India Black and the Widow of Windsor

Written by Carol K. Carr
Review by Tess Heckel

Queen Victoria, perpetually grieving widow, hungers for news from “the other side” of her dearly departed Albert. Consulting a new medium from America in secret, the queen learns that Albert wants his beloved “Drina” to spend Christmas at Balmoral. In Scotland. A most startling suggestion, and scarcely conducive to warm merriment, but the queen agrees unconditionally. Meanwhile, an extremist group of Scots, the Sons of Arbroath, are secretly scheming for independence from the Crown, threatening regicide, and led by the secretive “Marischal.” Danger lurks.

Enter India Black, a lively buxom madam who runs her own brothel and possesses brains, humor, and some skill with a Wembley Bulldog pistol. Having assisted Her Majesty’s Government on a recent case involving Russians and state secrets, she’s now summoned by an aristocratic spy named French to assist in a covert operation at Balmoral Castle. To India’s chagrin, she must disguise her gorgeous self as a devoted lady’s maid to a half-blind marchioness with an explosive snuff habit and devotion to Bible readings during chronic insomnia. No sleep for India, who must insinuate herself among the enormous staff to uncover and report suspicious behavior to French who managed the better job – carousing with the Prince of Wales. Soon the plot thickens, and there are suspects galore both upstairs and downstairs.
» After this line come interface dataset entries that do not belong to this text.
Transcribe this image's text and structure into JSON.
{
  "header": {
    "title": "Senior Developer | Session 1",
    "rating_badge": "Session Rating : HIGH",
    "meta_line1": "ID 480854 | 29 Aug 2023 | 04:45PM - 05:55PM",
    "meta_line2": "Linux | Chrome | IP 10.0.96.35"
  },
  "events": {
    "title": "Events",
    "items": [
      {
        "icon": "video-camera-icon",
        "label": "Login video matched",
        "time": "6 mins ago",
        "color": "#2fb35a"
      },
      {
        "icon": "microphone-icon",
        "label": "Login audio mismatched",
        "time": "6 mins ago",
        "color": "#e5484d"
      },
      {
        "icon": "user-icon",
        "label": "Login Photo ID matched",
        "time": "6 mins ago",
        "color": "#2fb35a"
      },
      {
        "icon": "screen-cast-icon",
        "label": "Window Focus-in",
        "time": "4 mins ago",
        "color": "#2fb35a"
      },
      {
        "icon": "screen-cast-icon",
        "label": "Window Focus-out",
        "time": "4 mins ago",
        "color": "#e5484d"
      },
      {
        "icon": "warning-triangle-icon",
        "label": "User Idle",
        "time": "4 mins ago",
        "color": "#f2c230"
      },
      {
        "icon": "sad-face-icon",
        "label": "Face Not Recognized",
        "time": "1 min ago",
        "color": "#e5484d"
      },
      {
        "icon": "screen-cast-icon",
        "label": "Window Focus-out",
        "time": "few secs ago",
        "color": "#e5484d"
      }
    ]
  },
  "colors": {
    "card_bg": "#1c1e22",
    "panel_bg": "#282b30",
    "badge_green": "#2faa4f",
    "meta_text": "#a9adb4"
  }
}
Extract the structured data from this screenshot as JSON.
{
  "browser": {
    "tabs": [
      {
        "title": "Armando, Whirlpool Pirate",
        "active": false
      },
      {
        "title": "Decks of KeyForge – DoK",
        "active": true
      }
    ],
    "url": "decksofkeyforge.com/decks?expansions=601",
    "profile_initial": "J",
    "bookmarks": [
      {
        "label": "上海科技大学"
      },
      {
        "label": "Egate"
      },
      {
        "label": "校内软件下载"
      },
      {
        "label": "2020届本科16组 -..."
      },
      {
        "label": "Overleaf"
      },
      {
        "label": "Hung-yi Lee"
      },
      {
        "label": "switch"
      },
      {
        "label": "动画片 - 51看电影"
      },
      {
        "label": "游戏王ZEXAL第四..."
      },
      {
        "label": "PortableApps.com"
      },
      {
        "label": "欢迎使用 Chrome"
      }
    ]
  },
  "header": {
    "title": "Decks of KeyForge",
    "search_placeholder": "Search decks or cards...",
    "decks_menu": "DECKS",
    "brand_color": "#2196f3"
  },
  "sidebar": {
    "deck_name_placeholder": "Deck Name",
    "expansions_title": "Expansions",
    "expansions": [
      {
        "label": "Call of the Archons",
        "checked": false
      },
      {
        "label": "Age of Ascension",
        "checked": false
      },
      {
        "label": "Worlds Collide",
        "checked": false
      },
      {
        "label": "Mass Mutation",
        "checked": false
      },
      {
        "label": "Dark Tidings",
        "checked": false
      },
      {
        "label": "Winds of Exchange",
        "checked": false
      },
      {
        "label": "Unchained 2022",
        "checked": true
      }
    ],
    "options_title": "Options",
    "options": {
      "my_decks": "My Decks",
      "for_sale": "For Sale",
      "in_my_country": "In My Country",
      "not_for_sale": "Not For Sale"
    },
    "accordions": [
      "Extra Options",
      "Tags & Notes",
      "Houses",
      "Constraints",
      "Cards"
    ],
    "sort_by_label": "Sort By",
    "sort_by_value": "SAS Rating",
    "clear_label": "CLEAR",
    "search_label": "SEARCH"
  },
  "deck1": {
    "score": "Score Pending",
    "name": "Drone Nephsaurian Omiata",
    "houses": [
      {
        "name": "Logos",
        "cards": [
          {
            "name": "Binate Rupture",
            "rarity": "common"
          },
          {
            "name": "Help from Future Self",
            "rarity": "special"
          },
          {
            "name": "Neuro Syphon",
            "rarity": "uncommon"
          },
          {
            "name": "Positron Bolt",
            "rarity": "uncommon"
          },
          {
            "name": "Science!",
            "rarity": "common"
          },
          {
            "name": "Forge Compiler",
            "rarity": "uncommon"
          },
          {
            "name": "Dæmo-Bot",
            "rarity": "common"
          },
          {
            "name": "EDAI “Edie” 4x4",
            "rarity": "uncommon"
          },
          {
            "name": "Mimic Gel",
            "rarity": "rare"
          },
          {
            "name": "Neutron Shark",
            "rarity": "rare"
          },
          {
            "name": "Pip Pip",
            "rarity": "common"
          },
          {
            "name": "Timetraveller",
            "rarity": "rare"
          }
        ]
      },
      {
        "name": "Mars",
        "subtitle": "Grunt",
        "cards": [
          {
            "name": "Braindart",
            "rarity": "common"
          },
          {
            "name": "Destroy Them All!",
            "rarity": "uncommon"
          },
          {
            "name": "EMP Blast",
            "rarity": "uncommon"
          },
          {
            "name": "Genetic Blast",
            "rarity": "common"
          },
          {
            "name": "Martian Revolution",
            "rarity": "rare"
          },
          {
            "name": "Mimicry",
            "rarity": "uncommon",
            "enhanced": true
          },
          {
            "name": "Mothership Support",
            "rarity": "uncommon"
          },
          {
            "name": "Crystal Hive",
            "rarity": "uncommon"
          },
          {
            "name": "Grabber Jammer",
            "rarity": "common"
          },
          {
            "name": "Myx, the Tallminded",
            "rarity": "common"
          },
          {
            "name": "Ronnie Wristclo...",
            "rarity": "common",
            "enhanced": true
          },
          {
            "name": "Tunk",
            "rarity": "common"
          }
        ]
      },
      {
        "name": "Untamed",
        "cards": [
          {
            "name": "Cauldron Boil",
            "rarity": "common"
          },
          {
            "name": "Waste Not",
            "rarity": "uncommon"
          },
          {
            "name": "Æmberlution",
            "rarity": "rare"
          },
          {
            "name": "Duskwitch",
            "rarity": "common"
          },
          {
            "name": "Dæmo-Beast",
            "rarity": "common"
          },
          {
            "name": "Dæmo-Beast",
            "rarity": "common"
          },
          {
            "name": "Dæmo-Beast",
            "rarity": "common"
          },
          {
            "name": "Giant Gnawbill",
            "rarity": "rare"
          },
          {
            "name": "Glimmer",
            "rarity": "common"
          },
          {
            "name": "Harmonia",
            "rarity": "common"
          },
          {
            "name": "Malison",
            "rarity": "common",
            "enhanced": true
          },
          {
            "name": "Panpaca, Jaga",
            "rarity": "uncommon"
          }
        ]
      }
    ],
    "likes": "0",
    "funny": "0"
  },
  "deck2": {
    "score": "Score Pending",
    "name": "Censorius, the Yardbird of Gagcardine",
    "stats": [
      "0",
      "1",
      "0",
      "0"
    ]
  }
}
For fans of Victorian antics, this confection of a tale, told by India with snappy metaphors, jaded views on practically everything, and laced with a surprising knowledge of Scottish history, is a comical treat. Twists, turns, and tension keep the reader turning the pages, and a good romp is had by all.